Restate word for word the line containing "What data populates" and all remaining lines of the entries below.

==== RECORDS SHOWN

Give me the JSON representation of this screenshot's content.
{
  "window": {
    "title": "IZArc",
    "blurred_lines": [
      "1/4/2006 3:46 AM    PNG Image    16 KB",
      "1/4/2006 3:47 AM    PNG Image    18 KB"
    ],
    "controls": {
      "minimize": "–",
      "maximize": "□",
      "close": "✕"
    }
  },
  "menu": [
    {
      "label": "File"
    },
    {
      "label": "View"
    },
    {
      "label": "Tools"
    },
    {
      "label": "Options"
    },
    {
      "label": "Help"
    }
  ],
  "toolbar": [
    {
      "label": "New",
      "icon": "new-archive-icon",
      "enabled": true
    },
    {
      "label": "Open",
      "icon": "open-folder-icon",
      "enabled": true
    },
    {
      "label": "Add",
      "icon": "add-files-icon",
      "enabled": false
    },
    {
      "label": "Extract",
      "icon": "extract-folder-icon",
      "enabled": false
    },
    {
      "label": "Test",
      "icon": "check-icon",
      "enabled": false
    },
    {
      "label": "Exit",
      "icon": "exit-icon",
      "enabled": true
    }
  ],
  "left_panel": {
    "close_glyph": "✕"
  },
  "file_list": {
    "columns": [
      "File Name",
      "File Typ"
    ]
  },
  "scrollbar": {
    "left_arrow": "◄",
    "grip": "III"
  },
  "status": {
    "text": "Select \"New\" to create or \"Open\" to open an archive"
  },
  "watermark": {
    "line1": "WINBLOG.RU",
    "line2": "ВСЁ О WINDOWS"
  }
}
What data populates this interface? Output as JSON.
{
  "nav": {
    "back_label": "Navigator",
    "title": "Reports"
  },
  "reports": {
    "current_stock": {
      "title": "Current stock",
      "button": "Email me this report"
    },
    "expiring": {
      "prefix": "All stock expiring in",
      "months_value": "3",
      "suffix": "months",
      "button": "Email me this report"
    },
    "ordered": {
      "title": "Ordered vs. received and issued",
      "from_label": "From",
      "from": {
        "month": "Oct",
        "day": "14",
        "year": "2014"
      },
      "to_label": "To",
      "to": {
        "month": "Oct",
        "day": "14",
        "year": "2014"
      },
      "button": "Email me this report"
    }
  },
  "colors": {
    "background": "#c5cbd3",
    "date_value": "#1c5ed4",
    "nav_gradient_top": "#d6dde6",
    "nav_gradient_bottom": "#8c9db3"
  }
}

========

> _YOUR RESPONSE_:
What data populates this interface? Output as JSON.
{
  "nav": {
    "back_label": "Navigator",
    "title": "Reports"
  },
  "reports": {
    "current_stock": {
      "title": "Current stock",
      "button": "Email me this report"
    },
    "expiring": {
      "prefix": "All stock expiring in",
      "months_value": "3",
      "suffix": "months",
      "button": "Email me this report"
    },
    "ordered": {
      "title": "Ordered vs. received and issued",
      "from_label": "From",
      "from": {
        "month": "Oct",
        "day": "14",
        "year": "2014"
      },
      "to_label": "To",
      "to": {
        "month": "Oct",
        "day": "14",
        "year": "2014"
      },
      "button": "Email me this report"
    }
  },
  "colors": {
    "background": "#c5cbd3",
    "date_value": "#1c5ed4",
    "nav_gradient_top": "#d6dde6",
    "nav_gradient_bottom": "#8c9db3"
  }
}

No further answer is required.